Task to complete: Copy out each line of the entries where the word "Webinars" is present.

Excerpted records:
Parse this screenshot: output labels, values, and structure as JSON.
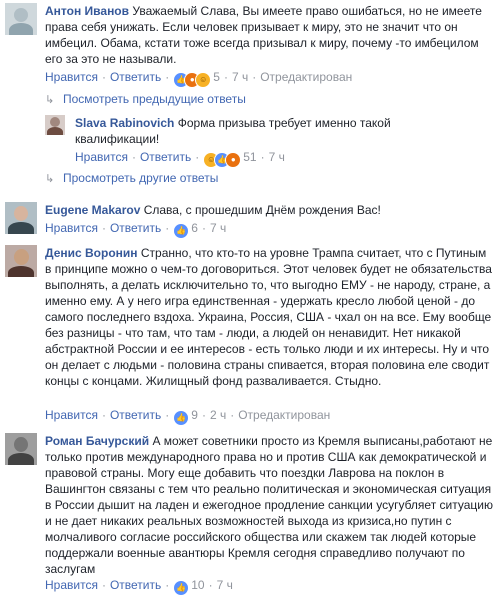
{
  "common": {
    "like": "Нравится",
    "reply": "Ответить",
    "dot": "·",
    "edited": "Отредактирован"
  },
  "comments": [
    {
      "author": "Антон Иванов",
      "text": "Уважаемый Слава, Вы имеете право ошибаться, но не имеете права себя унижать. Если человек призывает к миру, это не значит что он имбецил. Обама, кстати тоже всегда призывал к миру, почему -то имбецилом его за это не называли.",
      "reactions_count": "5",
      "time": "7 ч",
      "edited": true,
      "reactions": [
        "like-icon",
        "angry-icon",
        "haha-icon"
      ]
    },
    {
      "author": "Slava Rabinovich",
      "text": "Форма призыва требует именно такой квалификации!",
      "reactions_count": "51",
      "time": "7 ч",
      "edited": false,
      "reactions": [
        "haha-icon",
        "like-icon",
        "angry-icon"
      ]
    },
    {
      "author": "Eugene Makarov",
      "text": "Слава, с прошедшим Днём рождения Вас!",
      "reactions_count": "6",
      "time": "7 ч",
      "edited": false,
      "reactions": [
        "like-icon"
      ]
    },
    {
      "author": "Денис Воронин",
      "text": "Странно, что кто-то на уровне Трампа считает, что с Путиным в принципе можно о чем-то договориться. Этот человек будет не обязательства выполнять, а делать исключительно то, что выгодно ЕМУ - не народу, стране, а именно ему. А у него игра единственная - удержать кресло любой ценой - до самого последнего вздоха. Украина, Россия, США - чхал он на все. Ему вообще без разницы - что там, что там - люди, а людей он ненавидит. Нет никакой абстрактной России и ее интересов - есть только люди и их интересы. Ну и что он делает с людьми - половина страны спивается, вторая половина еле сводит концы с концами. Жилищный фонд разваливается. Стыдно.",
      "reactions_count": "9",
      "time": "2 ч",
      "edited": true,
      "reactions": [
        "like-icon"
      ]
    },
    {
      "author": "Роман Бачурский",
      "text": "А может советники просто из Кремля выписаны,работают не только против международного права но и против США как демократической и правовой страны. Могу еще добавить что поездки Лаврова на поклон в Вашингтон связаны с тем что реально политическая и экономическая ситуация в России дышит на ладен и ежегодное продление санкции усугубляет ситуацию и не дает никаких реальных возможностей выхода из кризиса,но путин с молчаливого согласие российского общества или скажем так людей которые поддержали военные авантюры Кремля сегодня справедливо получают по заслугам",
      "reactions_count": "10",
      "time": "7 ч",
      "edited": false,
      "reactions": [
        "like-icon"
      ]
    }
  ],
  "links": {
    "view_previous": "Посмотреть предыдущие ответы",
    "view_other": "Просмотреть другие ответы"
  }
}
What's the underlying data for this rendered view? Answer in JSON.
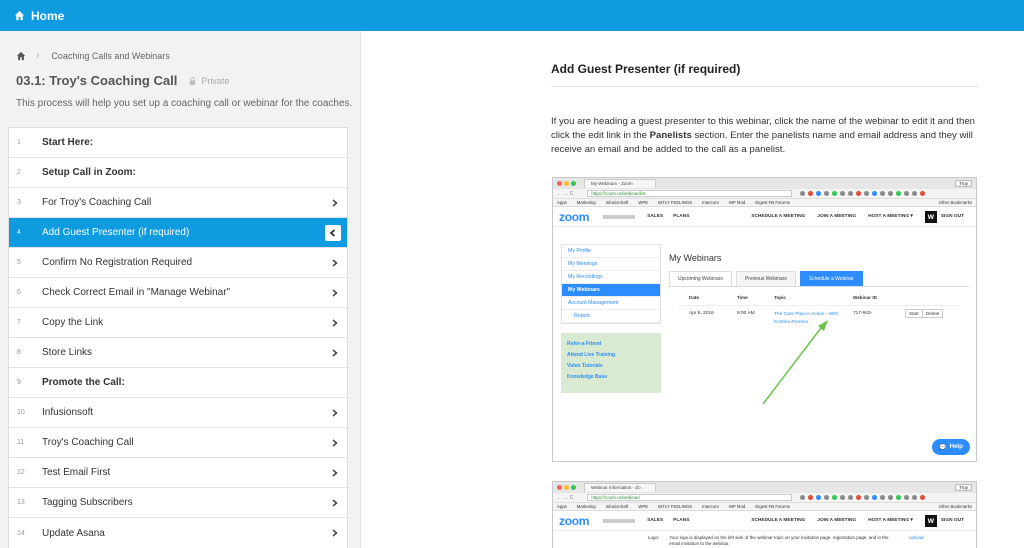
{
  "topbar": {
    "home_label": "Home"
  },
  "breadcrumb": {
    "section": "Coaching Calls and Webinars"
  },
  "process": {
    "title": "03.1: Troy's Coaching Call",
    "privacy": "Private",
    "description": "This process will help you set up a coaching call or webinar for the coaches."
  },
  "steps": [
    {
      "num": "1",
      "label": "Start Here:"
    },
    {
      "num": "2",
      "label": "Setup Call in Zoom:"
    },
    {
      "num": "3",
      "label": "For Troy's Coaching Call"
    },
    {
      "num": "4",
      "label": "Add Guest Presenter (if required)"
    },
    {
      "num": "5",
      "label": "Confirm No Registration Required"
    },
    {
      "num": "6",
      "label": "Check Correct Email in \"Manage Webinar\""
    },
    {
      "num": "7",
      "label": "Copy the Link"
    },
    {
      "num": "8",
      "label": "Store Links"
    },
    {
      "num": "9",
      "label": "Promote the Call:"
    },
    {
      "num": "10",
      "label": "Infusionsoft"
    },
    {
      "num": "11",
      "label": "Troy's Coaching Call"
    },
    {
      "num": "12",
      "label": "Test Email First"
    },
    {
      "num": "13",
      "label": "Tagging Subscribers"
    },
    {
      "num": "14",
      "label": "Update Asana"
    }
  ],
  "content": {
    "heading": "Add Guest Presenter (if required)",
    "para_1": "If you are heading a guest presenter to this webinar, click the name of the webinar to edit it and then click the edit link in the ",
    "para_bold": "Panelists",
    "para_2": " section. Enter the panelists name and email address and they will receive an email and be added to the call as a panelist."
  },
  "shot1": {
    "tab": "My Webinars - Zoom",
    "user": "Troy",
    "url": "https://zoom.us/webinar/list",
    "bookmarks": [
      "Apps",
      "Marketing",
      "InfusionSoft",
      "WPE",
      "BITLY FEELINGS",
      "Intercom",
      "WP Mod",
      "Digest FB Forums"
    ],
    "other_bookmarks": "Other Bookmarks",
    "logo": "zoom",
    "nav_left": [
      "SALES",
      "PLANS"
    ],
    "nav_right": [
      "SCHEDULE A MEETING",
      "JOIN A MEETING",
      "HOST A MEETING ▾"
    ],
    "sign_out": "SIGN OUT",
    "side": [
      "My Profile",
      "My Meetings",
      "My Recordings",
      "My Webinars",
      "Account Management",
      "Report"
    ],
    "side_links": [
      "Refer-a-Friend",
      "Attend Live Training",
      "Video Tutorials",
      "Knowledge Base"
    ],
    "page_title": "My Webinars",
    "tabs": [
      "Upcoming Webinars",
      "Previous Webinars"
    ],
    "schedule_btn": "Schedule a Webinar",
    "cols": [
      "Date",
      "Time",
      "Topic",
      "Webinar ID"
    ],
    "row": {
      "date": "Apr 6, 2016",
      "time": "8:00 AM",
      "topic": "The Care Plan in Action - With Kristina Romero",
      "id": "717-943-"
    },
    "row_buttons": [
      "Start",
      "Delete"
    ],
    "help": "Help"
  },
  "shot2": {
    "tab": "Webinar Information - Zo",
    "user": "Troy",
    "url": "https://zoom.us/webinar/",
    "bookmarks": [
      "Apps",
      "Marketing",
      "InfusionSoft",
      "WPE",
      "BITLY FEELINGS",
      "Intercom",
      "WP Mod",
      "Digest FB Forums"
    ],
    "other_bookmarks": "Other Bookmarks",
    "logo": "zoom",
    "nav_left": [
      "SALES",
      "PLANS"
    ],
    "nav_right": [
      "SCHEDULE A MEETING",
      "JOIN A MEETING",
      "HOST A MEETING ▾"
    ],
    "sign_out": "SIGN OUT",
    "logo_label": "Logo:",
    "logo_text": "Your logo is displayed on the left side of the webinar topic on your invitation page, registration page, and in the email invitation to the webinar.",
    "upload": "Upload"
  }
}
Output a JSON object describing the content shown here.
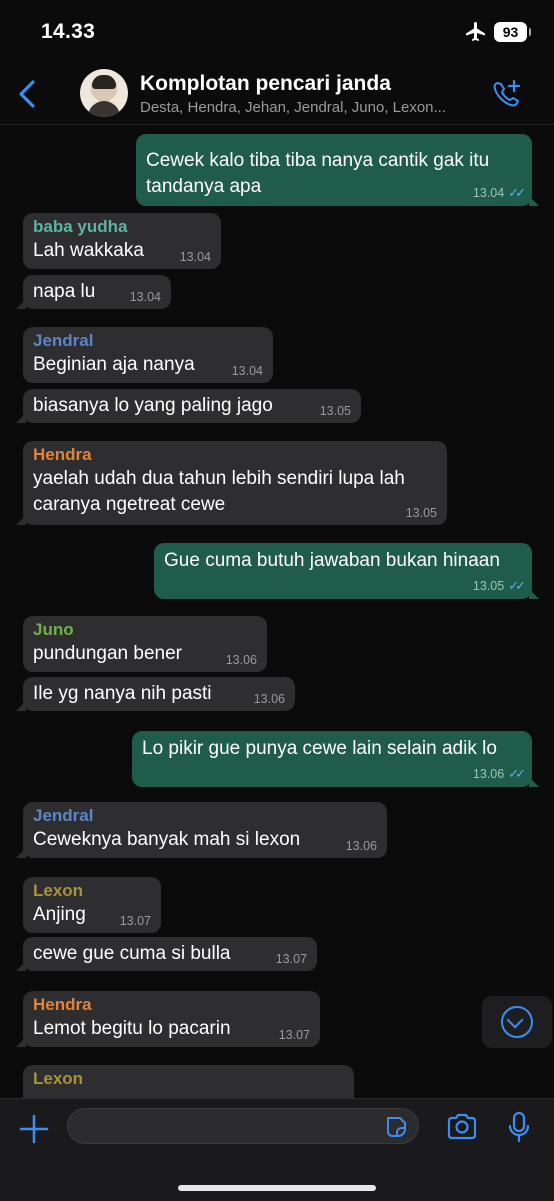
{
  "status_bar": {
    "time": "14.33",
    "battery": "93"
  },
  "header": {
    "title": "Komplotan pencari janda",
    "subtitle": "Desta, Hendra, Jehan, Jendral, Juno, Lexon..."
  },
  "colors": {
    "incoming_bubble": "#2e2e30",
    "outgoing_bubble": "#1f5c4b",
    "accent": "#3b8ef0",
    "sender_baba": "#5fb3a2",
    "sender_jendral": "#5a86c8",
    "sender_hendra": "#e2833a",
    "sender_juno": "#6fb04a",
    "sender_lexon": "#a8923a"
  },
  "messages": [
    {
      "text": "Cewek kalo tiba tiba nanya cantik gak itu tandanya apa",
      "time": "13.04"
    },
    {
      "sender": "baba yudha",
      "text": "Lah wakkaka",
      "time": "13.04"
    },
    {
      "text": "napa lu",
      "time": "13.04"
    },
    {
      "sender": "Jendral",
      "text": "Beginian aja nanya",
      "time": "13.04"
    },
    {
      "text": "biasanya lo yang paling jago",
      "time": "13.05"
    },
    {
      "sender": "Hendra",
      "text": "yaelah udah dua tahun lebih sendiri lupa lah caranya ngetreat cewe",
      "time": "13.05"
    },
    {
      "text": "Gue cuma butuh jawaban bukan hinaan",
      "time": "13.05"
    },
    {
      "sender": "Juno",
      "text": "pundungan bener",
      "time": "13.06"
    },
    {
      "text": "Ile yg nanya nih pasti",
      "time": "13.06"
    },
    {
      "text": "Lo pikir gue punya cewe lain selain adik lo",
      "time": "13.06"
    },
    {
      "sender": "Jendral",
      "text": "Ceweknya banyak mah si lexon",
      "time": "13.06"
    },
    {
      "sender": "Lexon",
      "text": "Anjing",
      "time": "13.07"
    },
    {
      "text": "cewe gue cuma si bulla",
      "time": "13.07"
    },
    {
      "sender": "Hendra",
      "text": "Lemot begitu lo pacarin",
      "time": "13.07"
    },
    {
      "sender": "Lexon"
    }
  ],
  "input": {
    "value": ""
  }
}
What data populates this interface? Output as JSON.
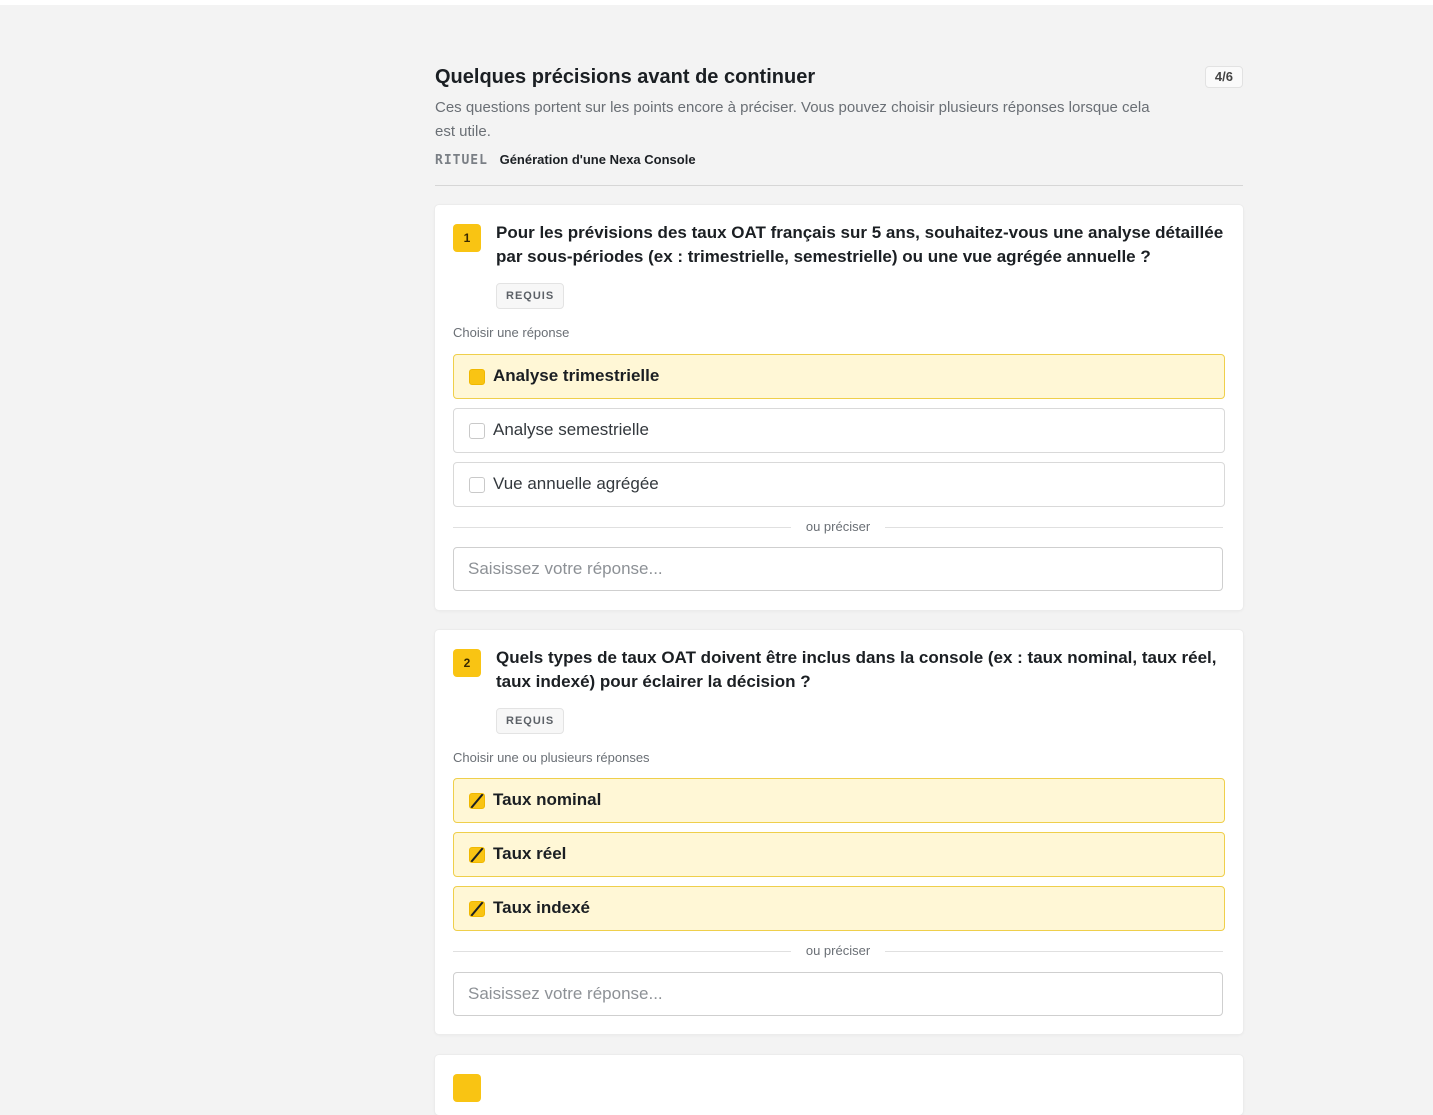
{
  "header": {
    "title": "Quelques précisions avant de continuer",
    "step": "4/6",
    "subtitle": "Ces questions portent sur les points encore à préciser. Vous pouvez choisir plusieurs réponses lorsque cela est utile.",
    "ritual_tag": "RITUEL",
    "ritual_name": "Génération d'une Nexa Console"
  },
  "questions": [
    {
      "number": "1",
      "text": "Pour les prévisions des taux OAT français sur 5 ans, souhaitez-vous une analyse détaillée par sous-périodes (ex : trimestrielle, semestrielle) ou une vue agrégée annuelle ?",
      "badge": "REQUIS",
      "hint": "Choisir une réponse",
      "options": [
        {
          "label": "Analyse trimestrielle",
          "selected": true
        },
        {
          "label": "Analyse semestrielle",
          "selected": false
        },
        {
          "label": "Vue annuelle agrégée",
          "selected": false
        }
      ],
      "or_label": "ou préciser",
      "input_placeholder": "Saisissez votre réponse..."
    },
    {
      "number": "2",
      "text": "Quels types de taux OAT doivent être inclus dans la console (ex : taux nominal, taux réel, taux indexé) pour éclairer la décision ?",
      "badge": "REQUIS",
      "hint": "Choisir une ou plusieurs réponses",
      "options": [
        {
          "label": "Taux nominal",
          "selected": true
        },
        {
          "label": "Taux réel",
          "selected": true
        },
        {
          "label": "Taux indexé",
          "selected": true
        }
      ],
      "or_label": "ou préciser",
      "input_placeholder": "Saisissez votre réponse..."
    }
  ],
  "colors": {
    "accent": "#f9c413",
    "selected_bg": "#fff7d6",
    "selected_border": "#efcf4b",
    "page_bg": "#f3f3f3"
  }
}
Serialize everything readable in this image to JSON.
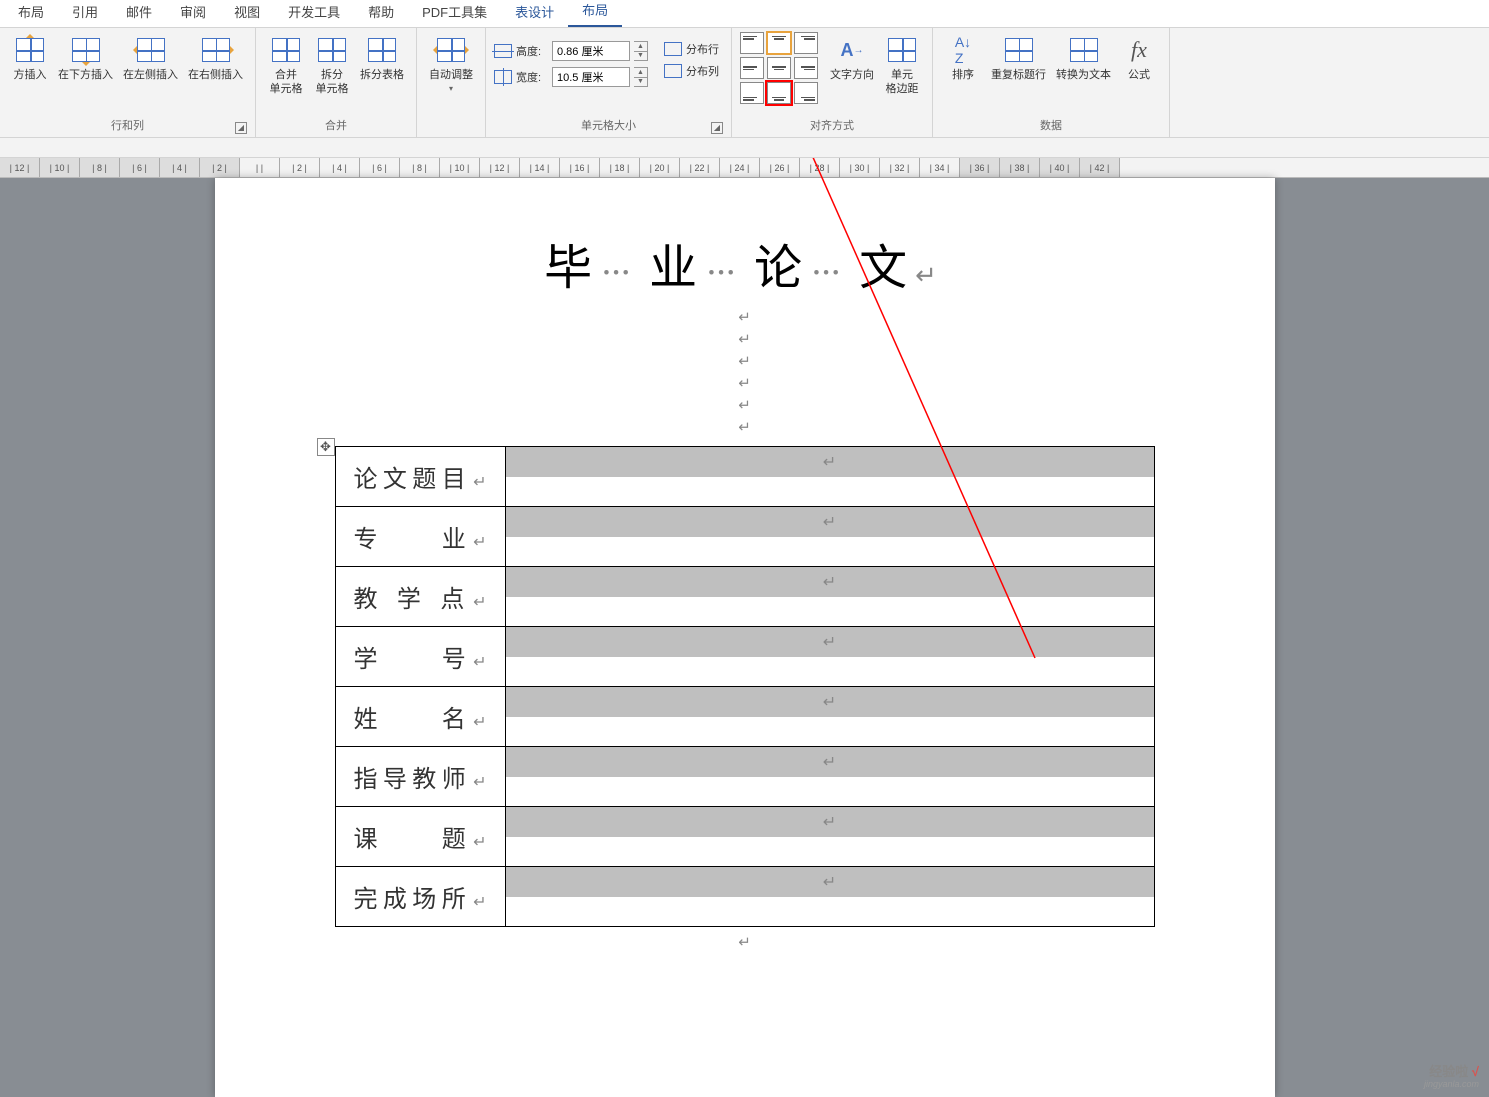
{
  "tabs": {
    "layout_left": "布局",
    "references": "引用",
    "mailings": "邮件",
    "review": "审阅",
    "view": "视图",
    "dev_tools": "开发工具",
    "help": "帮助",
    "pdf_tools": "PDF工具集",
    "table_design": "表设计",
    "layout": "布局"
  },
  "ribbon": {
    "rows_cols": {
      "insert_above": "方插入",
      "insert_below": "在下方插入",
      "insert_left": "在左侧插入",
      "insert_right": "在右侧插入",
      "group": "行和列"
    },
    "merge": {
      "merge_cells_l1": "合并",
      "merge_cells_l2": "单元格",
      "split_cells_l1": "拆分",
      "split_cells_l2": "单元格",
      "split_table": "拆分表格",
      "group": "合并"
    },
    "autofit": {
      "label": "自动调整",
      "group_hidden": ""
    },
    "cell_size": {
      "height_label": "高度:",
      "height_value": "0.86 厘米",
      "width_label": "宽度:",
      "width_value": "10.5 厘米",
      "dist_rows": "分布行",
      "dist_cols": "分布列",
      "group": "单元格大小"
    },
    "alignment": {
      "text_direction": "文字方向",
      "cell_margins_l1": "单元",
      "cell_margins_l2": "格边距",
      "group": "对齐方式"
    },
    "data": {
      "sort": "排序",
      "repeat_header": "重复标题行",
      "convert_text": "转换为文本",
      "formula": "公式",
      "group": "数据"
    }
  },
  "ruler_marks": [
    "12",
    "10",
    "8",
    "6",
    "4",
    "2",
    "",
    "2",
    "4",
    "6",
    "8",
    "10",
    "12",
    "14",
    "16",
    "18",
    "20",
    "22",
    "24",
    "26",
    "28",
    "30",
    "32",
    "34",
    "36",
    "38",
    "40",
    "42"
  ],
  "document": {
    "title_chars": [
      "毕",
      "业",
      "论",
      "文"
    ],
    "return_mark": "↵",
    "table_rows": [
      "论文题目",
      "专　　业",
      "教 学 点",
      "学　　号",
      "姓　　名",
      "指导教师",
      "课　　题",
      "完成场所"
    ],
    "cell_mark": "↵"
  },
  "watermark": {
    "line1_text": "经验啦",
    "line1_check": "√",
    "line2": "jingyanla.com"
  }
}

Expected output:
    "section": "Coaching Calls and Webinars"
    "tab": "My Webinars - Zoom",
      "My Webinars",
    "page_title": "My Webinars",
      "Upcoming Webinars",
      "Previous Webinars"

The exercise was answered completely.